Dallin H. OaksPresident Brigham Young (1801–1877) gave us some practical advice on how to recognize Him whom we follow. “The difference between God and the Devil,” he said, “is that God creates and organizes, while the whole study of the Devil is to destroy.” In that contrast we have an important example of the reality of “opposition in all things” (2 Nephi 2:11). Remember that our Savior Jesus Christ always builds us up and never tears us down. We should apply the power of that example in the ways we use our time, including our recreation and our diversions. Consider the themes of the books, magazines, movies, television shows, and music we in the world have made popular by our patronage. Do the things portrayed in our chosen entertainment build up or tear down the children of God? During my lifetime I have seen a strong trend to set aside entertainment that builds up and dignifies the children of God and to replace it with portrayals and performances that are depressing, demeaning, and destructive. The powerful idea in this contrast is that whatever builds people up serves the cause of the Master, and whatever tears people down serves the cause of the adversary. We support one cause or the other every day by our patronage and by our thoughts and desires. This should remind us of our responsibility to support what is good and motivate us toward doing this in a way that will be pleasing to Him whose suffering offers us hope and whose example gives us direction.

Dallin H. Oaks, “The Atonement and  Faith,” Ensign,  April 2010

See also, Dallin H. Oaks, “Powerful Ideas,” October 1995 General Conference

Burnishing more brightly the Savior’s name

As His followers, we cannot do a mean or shoddy or ungracious thing without tarnishing His image. Nor can we do a good and gracious and generous act without burnishing more brightly the symbol of Him whose name we have taken upon ourselves. And so our lives must become a meaningful expression, the symbol of our declaration of our testimony of the Living Christ, the Eternal Son of the Living God.

Gordon B. Hinckley, “The Symbol of Our Faith,” Ensign, April 2005

Rededicating ourselves to Christ, over and over and over

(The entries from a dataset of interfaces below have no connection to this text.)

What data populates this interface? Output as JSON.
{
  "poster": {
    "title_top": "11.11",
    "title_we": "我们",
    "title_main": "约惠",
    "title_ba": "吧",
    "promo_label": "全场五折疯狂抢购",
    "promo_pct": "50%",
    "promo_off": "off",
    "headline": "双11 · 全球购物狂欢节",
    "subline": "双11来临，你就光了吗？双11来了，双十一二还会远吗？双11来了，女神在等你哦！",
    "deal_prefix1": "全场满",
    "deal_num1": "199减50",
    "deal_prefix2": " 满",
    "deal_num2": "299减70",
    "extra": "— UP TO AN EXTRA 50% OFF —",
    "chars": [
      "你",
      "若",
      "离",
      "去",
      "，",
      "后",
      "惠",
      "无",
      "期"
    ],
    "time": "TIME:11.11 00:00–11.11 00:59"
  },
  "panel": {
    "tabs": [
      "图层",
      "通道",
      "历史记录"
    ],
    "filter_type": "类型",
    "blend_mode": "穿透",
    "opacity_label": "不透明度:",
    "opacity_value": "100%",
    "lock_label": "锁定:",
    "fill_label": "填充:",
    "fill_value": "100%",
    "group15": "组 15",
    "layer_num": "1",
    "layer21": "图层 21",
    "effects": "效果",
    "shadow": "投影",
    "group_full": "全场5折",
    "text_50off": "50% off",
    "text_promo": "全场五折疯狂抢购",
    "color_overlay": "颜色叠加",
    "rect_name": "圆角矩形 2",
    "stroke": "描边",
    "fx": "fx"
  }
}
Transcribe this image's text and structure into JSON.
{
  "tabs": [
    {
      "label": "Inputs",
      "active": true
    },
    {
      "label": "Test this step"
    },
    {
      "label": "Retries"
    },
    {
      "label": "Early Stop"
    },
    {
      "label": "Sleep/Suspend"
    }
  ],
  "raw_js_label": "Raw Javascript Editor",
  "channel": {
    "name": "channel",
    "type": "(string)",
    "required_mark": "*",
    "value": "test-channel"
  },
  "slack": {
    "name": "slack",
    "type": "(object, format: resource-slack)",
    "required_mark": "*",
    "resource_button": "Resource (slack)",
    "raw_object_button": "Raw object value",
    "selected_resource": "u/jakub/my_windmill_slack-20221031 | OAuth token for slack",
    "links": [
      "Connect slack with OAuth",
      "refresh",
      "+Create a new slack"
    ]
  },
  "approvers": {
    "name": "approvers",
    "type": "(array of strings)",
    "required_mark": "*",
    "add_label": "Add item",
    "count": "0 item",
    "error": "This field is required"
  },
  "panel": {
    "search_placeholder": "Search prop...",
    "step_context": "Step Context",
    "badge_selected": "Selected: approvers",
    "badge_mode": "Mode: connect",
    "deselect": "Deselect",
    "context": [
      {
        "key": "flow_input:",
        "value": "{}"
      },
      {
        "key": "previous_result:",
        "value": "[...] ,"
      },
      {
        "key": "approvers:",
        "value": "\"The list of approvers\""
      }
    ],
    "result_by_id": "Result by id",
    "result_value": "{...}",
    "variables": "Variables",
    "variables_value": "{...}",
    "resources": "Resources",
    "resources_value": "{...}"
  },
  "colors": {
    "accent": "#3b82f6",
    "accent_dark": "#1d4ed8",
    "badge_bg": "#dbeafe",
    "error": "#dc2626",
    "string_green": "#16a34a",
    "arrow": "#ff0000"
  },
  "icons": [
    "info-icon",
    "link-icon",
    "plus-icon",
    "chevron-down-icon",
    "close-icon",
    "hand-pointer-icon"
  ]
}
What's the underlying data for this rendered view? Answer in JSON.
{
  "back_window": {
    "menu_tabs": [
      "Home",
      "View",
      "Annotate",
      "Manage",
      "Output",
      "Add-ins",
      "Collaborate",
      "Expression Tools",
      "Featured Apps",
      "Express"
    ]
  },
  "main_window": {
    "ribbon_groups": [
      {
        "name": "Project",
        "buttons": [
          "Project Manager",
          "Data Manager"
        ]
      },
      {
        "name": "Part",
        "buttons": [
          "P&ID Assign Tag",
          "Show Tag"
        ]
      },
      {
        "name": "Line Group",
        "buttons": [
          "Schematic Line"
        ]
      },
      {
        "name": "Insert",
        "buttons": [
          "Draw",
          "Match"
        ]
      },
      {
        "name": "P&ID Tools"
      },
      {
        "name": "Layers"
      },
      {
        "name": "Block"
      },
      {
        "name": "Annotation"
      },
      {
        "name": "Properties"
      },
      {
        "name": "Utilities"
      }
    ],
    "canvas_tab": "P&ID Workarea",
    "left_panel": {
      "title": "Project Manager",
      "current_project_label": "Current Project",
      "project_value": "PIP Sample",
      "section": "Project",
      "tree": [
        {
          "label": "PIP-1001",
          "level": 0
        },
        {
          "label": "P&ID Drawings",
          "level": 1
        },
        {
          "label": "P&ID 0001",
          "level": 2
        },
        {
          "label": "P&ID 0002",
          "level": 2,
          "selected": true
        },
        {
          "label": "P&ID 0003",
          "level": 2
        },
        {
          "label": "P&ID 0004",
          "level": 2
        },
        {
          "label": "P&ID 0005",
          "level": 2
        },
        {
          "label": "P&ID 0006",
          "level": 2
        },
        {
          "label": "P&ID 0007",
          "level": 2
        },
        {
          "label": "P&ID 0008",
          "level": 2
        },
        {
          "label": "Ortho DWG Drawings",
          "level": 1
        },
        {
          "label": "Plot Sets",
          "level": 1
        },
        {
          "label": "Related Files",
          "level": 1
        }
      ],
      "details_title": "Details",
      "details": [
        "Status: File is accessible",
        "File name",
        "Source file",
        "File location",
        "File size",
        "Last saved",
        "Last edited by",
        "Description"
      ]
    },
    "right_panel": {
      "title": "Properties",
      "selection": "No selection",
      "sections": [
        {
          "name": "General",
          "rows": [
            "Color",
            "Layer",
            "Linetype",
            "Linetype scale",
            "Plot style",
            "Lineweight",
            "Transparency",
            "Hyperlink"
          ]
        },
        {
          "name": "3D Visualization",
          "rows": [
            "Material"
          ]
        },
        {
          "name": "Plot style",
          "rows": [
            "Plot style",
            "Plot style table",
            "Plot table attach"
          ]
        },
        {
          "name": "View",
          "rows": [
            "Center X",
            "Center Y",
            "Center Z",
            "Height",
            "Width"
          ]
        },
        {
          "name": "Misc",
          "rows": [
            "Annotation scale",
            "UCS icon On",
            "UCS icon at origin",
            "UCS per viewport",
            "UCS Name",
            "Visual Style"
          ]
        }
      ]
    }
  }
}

The Lord has said, “I am the Almighty.” “I am Jesus Christ.” “I am Jehovah.” He is the one we worship. We sing about him in nearly every song. We pray about him in all our prayers. We talk about him in all our meetings. We love him, and we adore him. And we promise and rededicate ourselves over and over and over that we will from this moment forth live nearer to him and to his promises and to the blessings which he has given us.

Spencer W. Kimball, “The Privilege of Holding the Priesthood,” October General Conference, 1975